What's more, high schools and colleges don't agree with each other on what a student should know at the time in their lives when they become eligible to vote. Of the seventy percent of high school graduates who go on to some form of higher education, less than half actually complete a four-year degree (that's about 28% of the population). And many take more than four years to do it. For those who choose (or have no choice but to go to) community colleges, about forty percent don't meet the benchmarks on placement tests (Accuplacer) and are placed in not-yet-ready-for-prime-time remedial courses that cost lots of money but are worth nothing in terms of college credits. For the vast majority of these students, college ends before they officially ever get there. Click here for a recent report on this issue.
If you listen to the experts, there's a growing divide between those who have and those who wish they had. The middle is disappearing. Where's this taking us?
Let's acknowledge that a four-year degree is not for every high school graduate - nor should it have to be. But some form of higher education needs to be, especially in a changing economy that's beginning to take on an hour-glass shape, one in which there will be plenty of jobs available that require professional degrees and plenty that we'll always need - plumbers, electricians, automotive technicians - that will still require certification and requisite skills as evidenced by performance on entrance exams required for admission to certification programs (click here for more on this). If the numbers tell a story, about 3 out of every 10 students aren't going there. And, of those who are, some aren't able to enroll in "ready-for-prime-time" courses because...well, you know why. This leaves too many kids academically adrift, and they're not even in college.
So, we know that school is a good place to be for students. We know, too, that there is significant variance in what's expected among and between secondary schools and institutions of higher education. It also appears that some of this variance leads to problems for kids when they sit for placement tests. And we know that high school graduates need to move on to some form of meaningful educational experience if they have any chance at meaningful employment in their adult lives.
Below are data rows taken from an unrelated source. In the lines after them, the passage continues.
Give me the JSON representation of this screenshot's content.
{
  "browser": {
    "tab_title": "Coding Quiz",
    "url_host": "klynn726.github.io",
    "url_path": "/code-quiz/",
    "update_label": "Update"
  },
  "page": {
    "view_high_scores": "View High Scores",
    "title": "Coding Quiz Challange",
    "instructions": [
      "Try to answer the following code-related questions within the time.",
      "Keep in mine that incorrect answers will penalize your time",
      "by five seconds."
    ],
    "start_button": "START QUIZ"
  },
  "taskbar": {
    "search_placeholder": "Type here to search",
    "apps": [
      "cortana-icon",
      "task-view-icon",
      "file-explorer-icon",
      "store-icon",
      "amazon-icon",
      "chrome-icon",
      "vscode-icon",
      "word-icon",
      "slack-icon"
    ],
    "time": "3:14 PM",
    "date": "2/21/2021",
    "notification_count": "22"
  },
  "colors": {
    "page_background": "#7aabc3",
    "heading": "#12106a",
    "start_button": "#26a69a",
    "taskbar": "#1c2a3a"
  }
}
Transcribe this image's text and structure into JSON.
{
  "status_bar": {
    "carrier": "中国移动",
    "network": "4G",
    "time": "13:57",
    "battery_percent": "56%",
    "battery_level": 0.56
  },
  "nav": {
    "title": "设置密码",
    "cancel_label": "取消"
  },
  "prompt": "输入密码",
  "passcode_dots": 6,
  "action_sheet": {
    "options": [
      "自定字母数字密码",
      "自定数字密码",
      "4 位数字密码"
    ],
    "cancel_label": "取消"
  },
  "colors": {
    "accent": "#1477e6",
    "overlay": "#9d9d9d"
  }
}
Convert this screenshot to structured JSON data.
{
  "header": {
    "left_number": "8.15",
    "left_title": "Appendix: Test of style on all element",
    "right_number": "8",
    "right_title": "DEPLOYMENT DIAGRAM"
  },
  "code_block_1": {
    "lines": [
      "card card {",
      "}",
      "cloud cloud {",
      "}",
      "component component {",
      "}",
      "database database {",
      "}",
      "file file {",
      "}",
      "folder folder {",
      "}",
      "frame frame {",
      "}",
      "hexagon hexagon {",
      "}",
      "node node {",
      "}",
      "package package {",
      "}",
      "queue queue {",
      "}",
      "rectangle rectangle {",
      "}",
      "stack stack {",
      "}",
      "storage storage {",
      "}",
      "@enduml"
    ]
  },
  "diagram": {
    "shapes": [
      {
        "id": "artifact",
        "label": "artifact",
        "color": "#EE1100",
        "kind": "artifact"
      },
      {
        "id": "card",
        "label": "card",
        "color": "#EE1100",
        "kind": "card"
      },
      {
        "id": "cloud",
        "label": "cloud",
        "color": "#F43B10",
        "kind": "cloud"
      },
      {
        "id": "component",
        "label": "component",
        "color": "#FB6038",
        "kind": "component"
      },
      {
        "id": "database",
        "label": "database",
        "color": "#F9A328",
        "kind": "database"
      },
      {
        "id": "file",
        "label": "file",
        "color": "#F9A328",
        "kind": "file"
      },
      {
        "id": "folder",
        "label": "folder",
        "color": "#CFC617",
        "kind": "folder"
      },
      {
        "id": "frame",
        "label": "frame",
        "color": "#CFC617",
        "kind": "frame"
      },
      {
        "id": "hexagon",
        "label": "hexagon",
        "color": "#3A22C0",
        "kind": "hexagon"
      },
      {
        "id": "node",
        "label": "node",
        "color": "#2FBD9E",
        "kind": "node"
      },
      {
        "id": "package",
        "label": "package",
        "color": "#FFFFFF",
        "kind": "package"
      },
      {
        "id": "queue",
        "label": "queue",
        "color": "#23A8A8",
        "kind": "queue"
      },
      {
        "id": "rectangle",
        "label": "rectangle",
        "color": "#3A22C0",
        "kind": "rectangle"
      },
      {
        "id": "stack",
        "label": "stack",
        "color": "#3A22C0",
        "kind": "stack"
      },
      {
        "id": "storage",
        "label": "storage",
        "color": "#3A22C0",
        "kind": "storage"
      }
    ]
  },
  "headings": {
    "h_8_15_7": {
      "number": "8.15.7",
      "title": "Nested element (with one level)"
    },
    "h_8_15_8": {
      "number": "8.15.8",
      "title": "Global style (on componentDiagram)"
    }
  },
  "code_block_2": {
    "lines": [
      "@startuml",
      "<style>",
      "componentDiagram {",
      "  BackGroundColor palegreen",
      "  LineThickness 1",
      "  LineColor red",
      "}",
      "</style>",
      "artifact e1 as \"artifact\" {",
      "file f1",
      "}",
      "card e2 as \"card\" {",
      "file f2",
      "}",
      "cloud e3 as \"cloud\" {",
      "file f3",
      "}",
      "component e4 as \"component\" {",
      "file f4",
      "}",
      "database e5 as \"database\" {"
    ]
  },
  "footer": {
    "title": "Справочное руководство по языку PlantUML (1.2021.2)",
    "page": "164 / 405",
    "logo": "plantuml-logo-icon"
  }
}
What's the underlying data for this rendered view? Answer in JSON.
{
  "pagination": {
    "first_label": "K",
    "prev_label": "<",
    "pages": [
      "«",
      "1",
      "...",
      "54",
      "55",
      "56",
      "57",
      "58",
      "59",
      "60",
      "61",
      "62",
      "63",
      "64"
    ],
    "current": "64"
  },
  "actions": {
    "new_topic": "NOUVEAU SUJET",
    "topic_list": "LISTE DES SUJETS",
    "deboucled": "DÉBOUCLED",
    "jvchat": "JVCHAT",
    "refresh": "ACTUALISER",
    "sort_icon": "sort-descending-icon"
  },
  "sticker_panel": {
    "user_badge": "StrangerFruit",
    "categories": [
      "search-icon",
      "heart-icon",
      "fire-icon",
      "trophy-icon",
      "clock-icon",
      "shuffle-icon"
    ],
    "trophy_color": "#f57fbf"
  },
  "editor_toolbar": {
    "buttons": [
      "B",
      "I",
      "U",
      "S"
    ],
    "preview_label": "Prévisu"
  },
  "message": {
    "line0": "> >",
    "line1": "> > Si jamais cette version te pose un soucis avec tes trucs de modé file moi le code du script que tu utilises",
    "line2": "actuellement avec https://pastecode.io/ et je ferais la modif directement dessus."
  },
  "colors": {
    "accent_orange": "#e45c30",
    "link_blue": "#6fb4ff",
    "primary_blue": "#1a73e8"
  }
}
If they don't, then they wind up in that category call "uneducated" - not much different from those labeled "dropouts". So, if Common Core is not the answer (and it appears that it isn't), then we need to at least find common ground on what high school graduates should know and be able to do in order for them to be prepared for what's next - to have a realistic chance at being considered among the "educated".